I really like creating theater that represents the human condition; shows that are filled with authentic experiences, full-bodied characters, and a blend of powerful drama and relatable comedy. I'm very happy when audiences make connections to the play and its characters.

What are some of your previous theater credits? (Be specific! Name shows, etc.)
My play, Recovery, has been produced in the 15th Annual New York International Fringe Festival, 2011 Minnesota Fringe Festival, 2010 Planet Connections Theatre Festivity, and will soon be seen in the 2013 Capital Fringe Festival in Washington D.C. The Other Day, another full-length play, was performed at the 2011 Planet Connections Theatre Festivity, for which I received the 2011 Planet Connections Award for Outstanding Playwriting of a New Script. The Other Day was also performed at the 2011 Chicago Fringe Festival, and can be seen the upcoming Fresh Fruit Festival. Both plays are currently available for download on Indie Theater Now! Additional credits include: Crazy at Heart (Network One-Act Festival/Barrow Group Theater), Smiles to Saturn (Planet Connections/Bleecker Street Theater; Loews Stagefest/Landmark Loews Jersey City) and Midnight Musings (Planet Connections/Bleecker Street Theater).

Do you think the audience will talk about your show for 5 minutes, an hour, or way into the wee hours of the night?
I'm shooting for wee hours of the night! There's a lot going on in Straight Faced Lies, with each character having an incredibly nuanced, personal journey, so there's a lot of moments which that will get audiences talking. Plus, part of the fun about the show is that it's about a dysfunctional family trying to get through Thanksgiving. A bunch of people I know have already screamed, "been there," so I think this one will get people talking about their own experiences with their families, for sure.

Which “S” word best describes your show: SMOOTH, SEXY, SMART, SURPRISING?

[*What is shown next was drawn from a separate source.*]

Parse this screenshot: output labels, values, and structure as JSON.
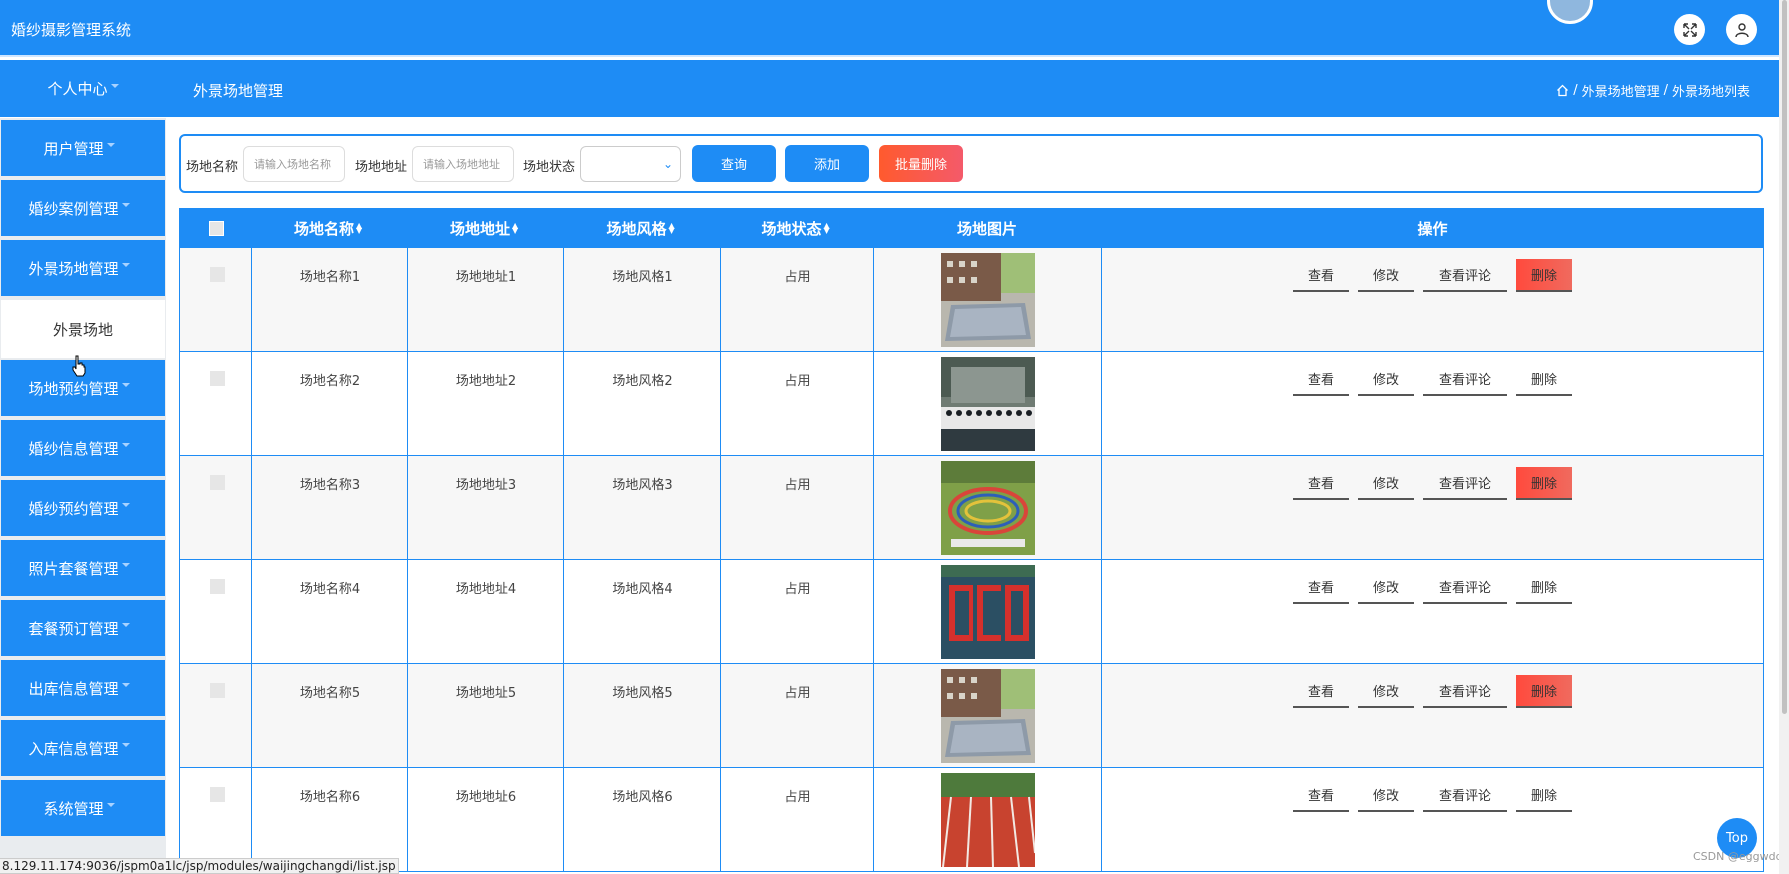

How important is diversity to you in the theater you see/make?
Diversity is incredibly important. As a writer, you want to explore the unique perspectives of people from different backgrounds; you want to see how these individuals connect and what drives them apart. On the opposite end of the spectrum, unless it's vital to the story, I like to leave a character's ethnicity open so that we can truly find the right person to play them. The trick is to be authentic, and not a stereotype. When I wrote The Other Day, for example, the main characters are two gay men, but their sexuality was never any issue, the show was more about how we relate to one another as humans.